soilag5 | -20.83776 | 1.10208 | -18.908 | < 2e-16 | *** |
soilag6 | 8.55600 | 1.43146 | 5.977 | 4.68e-09 | *** |
Signif. codes: 0 ‘***’ 0.001 ‘**’ 0.01 ‘*’ 0.05 ‘.’ 0.1 ‘ ’ 1
Residual standard error: 7.069 on 442 degrees of freedom
(16 observations deleted due to missingness)
Multiple R-squared: 0.9375, Adjusted R-squared: 0.937
F-statistic: 1658 on 4 and 442 DF, p-value: < 2.2e-16
All sample coefficients are significant and the R-squared is still about 94%. The ACF and PACF of the residuals look pretty good. There’s a barely significant residual autocorrelation at lag 4 which we may or may not want to worry about.
Complications
The CCF pattern is affected by the underlying time series structures of the two variables and the trend each series has. It often (perhaps most often) is helpful to de-trend and/or take into account the univariate ARIMA structure of the x-variable before graphing the CCF. We’ll play with this a bit in the homework this week and will take it on more fully next week.
R Code Section
Here’s the full R code for this handout.
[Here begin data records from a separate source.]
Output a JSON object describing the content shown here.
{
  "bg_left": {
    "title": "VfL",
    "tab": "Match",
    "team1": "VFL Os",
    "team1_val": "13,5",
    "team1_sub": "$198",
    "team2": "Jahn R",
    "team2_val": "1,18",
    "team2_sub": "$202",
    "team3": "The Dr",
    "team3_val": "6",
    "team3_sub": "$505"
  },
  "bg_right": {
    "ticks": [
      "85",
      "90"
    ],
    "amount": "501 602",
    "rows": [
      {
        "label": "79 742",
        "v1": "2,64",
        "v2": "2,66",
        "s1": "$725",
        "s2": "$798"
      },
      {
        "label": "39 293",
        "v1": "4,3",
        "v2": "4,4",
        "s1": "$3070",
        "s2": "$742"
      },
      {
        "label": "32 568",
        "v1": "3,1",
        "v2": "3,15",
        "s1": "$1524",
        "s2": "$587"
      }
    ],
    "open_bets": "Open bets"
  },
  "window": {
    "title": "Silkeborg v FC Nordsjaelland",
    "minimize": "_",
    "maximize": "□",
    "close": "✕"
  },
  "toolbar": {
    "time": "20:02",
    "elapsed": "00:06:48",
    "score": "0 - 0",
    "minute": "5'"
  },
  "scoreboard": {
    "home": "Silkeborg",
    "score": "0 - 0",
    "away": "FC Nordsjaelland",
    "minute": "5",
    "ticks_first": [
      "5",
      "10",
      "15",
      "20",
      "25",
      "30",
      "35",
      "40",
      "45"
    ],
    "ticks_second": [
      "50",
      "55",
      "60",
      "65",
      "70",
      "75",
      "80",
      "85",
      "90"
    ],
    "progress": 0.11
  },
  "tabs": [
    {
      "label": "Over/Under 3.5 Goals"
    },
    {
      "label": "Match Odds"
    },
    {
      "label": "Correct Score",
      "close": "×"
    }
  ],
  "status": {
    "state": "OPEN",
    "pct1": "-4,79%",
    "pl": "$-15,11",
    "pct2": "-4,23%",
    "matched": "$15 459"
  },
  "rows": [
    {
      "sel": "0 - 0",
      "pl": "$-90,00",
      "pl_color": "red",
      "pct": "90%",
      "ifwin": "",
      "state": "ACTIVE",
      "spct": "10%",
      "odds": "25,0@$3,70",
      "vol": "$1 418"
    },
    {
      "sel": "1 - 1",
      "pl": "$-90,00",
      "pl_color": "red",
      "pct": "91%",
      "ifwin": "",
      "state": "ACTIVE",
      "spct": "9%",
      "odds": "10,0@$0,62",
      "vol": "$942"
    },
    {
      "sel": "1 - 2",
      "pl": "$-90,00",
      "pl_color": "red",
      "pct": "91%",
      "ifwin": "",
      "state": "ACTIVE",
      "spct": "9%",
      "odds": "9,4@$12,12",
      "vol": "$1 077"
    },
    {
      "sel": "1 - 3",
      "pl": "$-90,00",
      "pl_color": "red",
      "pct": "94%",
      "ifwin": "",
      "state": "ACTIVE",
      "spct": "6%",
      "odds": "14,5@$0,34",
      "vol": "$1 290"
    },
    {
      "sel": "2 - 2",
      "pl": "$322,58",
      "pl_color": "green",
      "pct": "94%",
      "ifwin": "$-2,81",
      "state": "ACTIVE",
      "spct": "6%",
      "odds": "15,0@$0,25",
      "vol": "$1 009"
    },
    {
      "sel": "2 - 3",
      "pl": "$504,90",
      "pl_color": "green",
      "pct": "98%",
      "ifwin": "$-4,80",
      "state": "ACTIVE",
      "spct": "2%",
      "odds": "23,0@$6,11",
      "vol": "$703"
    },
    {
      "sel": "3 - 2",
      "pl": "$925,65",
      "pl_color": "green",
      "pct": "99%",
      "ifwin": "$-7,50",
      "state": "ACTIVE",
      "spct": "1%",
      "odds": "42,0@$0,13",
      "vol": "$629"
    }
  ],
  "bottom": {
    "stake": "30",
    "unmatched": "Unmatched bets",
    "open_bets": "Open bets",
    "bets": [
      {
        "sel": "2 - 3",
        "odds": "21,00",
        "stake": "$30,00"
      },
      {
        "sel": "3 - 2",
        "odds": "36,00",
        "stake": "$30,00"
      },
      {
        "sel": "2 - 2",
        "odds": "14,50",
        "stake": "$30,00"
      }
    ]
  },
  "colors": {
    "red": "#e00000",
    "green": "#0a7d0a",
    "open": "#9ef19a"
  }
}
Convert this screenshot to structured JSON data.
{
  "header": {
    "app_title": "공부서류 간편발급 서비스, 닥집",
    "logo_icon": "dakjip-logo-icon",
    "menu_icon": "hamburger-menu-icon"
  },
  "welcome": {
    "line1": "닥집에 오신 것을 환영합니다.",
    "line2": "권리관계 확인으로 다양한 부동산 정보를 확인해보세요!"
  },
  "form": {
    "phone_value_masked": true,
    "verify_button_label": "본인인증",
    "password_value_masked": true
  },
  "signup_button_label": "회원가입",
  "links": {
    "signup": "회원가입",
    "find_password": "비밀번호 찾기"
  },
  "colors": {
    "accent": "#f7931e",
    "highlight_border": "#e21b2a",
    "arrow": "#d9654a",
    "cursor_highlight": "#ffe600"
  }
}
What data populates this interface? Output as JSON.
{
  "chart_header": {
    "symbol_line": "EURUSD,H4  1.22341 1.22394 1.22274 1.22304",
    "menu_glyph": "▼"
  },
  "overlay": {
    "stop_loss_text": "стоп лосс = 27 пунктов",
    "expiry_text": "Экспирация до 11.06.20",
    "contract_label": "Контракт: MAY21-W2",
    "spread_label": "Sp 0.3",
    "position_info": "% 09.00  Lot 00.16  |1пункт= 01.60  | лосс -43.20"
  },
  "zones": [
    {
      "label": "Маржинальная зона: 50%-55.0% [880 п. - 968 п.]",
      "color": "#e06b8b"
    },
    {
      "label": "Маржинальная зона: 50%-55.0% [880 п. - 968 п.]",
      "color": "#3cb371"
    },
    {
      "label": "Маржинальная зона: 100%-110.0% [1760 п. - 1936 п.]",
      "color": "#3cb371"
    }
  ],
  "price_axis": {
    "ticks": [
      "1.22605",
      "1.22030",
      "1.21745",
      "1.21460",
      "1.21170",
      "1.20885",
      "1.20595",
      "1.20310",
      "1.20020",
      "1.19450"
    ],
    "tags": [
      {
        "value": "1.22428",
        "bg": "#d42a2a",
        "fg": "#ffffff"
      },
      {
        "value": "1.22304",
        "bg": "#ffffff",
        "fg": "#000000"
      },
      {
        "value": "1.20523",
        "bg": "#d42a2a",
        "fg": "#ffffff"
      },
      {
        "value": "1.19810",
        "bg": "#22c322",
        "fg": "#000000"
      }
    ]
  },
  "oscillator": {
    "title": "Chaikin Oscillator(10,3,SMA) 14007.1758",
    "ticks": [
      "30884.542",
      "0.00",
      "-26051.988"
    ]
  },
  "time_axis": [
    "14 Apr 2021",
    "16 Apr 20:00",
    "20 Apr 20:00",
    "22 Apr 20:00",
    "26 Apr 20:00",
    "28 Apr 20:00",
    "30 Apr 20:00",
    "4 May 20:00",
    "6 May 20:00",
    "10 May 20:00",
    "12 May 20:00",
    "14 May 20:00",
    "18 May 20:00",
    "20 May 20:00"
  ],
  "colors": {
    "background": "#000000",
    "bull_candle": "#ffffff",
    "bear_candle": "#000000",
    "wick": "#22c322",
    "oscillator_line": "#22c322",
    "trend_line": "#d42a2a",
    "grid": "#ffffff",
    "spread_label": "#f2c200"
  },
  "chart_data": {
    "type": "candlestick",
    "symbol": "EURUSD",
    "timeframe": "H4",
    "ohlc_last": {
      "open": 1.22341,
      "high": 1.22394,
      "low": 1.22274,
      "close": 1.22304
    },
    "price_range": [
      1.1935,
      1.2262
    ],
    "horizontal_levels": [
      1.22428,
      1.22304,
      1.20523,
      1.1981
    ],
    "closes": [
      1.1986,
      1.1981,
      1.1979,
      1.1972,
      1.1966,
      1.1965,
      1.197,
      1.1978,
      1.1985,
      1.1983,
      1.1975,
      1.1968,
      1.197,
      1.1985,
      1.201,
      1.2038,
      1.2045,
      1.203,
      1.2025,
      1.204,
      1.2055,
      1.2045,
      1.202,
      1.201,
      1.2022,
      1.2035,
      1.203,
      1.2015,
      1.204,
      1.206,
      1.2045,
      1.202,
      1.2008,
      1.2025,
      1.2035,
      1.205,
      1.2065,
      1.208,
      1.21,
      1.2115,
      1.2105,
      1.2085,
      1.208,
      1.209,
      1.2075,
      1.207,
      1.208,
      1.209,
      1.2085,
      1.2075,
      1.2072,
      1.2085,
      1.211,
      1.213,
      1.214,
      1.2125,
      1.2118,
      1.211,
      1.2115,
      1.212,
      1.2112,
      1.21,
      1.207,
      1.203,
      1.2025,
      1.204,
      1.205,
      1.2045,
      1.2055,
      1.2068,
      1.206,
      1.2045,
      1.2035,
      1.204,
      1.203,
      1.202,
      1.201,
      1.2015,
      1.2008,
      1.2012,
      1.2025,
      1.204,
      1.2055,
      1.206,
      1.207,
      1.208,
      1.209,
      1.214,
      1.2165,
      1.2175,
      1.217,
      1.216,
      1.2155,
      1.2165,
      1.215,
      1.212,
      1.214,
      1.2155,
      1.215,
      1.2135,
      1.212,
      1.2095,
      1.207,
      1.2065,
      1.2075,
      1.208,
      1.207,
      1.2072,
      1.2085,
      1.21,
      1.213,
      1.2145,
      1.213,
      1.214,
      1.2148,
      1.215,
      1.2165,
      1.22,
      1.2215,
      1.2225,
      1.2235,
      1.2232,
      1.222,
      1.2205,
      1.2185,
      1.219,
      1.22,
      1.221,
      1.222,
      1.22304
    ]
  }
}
The alldata=ts.intersect() command preserves proper alignment between all of the lagged variables (and defines lagged variables). The tryit=lm() commands are specifying the various regression models and saving results as named objects.
Download the data used the following code: soi.dat, recruit.dat
library(astsa)
soi= scan("soi.dat")
rec = scan("recruit.dat")
soi=ts (soi)
rec = ts(rec)
ccfvalues =ccf (soi, rec)
ccfvalues
lag2.plot (soi, rec, 10)
alldata=ts.intersect(rec,reclag1=lag(rec,-1), reclag2=lag(rec,-2), soilag5 = lag(soi,-5),
soilag6=lag(soi,-6), soilag7=lag(soi,-7), soilag8=lag(soi,-8), soilag9=lag(soi,-9),
soilag10=lag(soi,-10))
tryit = lm(rec~soilag5+soilag6+soilag7+soilag8+soilag9+soilag10, data = alldata)
summary (tryit)
acf2(residuals(tryit))
tryit2 = lm(rec~reclag1+reclag2+soilag5+soilag6+soilag7+soilag8+soilag9+soilag10,
data = alldata)
summary (tryit2)
acf2(residuals(tryit2))
tryit3 = lm(rec~reclag1+reclag2+ soilag5+soilag6, data = alldata)
summary (tryit3)
acf2(residuals(tryit3))